Stanford's Santiago center in 'good shape' after earthquake
BY KATE CHESLEY
It has been more than a month since a massive 8.8 magnitude earthquake hit Chile, where Stanford's Bing Overseas Studies Program (BOSP) has a center in Santiago. Irene Kennedy, executive director of BOSP, talks about the conditions at the center and what Stanford learned from the experience.
How is everything at the Santiago center now?
Everything is in pretty good shape. We had a seismic engineer look at the center. There was no structural damage. There were superficial cracks that are now being fixed. So, students will be studying there this quarter. We worked with students to offer alternatives if they were concerned and a couple accepted.
Have you made any changes to the facility or program as a result of the earthquake?
We've decided to add some emergency supplies at the center itself. They have an emergency back-up system, but it ran for a limited number of hours. We decided to augment the emergency equipment there.
We also are strictly limiting student travel in Chile during the spring quarter. Students are prohibited from traveling to Concepción and surrounding areas, the part of the country hardest hit. And we are requiring each student to have a personal cell phone.
What are the conditions in the area where the Santiago center is located?
The area around the Santiago center was not greatly affected by the earthquake. These include the municipalities of Providencia and Las Condes, where most students live with host families, as well as Vitacura and La Reina. There is more damage in the historical center of Santiago.
The provost praised the response to the earthquake at the Santiago campus during a Faculty Senate meeting. What emergency protocols were in place?
We have emergency protocols at all the centers. The protocols in each area often reflect the housing situation. There are several campuses where we house students in a group – Oxford, Cape Town, Australia and Beijing. In those cases, much like campus, there are emergency assembly points. But most centers rely on host families for housing. In those places – like Santiago – we rely on phone trees. In the case of Santiago, it didn't take long to get in touch with all the students. Many of the students had already been in contact with their families.
What role did Stanford play in getting assistance for the one student who was injured?
It was a significant role. Her host family took her to an emergency room, which was very crowded. She decided not to stay. When our director became aware that she was injured, he took her to a private hospital and stayed with her while she was evaluated.
Stanford has contracts with two emergency evacuation companies. We alerted On Call International to the fact that we had a student who might need medical evacuation. They have designated clinics and doctors who evaluated her, and her family was very involved. The decision was made to evacuate her, and Dr. Ira Friedman from the campus Vaden Health Center was key. The student was brought back here to Stanford Hospital, and her mother was brought here as well.
What does BOSP do to address issues of safety and security generally?
We do an orientation for students on campus. But the most important safety orientation happens on site. So, if it is an earthquake-prone zone – as Chile is – then the staff talks about earthquakes. They also talk about personal safety: What is appropriate behavior on the streets or when out in the evening? What are the less desirable parts of the city? They also talk about the emergency response plan.

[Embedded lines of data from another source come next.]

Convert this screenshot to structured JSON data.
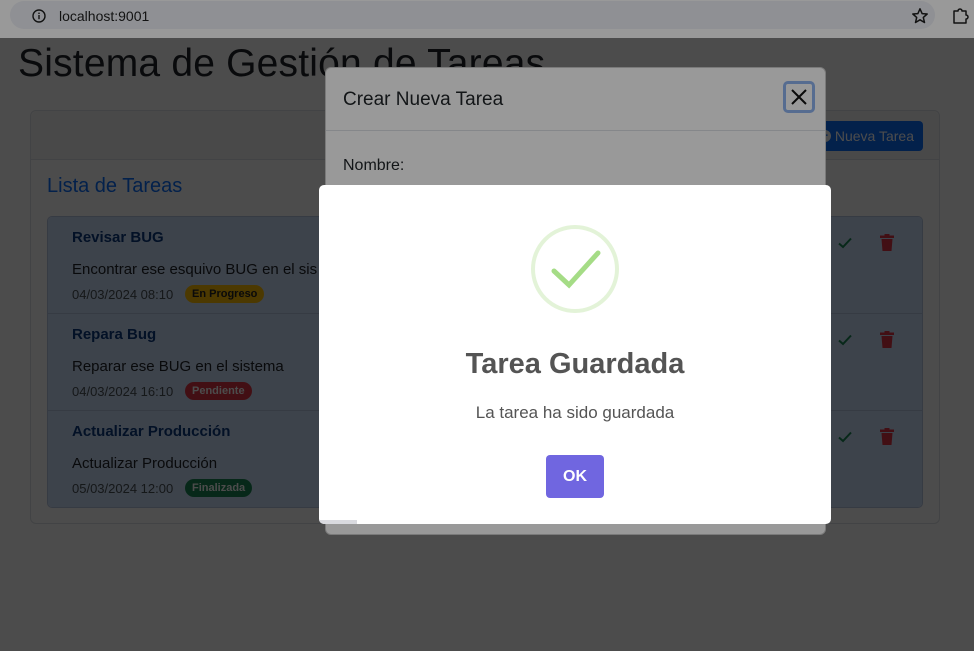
{
  "browser": {
    "url": "localhost:9001",
    "icons": [
      "info-icon",
      "star-icon",
      "extensions-icon"
    ]
  },
  "page": {
    "title": "Sistema de Gestión de Tareas",
    "new_task_label": "Nueva Tarea",
    "list_title": "Lista de Tareas",
    "tasks": [
      {
        "name": "Revisar BUG",
        "description": "Encontrar ese esquivo BUG en el sis",
        "date": "04/03/2024 08:10",
        "status": "En Progreso"
      },
      {
        "name": "Repara Bug",
        "description": "Reparar ese BUG en el sistema",
        "date": "04/03/2024 16:10",
        "status": "Pendiente"
      },
      {
        "name": "Actualizar Producción",
        "description": "Actualizar Producción",
        "date": "05/03/2024 12:00",
        "status": "Finalizada"
      }
    ]
  },
  "modal": {
    "title": "Crear Nueva Tarea",
    "name_label": "Nombre:"
  },
  "alert": {
    "title": "Tarea Guardada",
    "text": "La tarea ha sido guardada",
    "ok_label": "OK",
    "icon": "success-check-icon"
  },
  "colors": {
    "primary": "#0d6efd",
    "confirm": "#7066e0",
    "success": "#a5dc86",
    "badge_progress": "#ffc107",
    "badge_pending": "#dc3545",
    "badge_done": "#198754"
  }
}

What did you learn from the Chile experience?
The experience proved that the protocol worked in this situation. We could experience a different type of emergency elsewhere – political unrest, transportation strikes, economic crises. The emergency plans we have are good. But a lot depends on individual circumstances. For example, on Monday suicide bombers attacked Moscow subways. Fortunately, BOSP does not have any students in Moscow during the spring quarter, so there are no student-related concerns – unless a Stanford student was traveling in Moscow independently, which we have no way of knowing. According to our director in Moscow, no colleagues or people related to the program were affected.
As a result of the earthquake in Chile, we decided to do a broad review of what equipment we have at each center. For instance, we are getting each center a satellite phone, which could be helpful if the cell phone grid goes down or there is a lengthy power failure.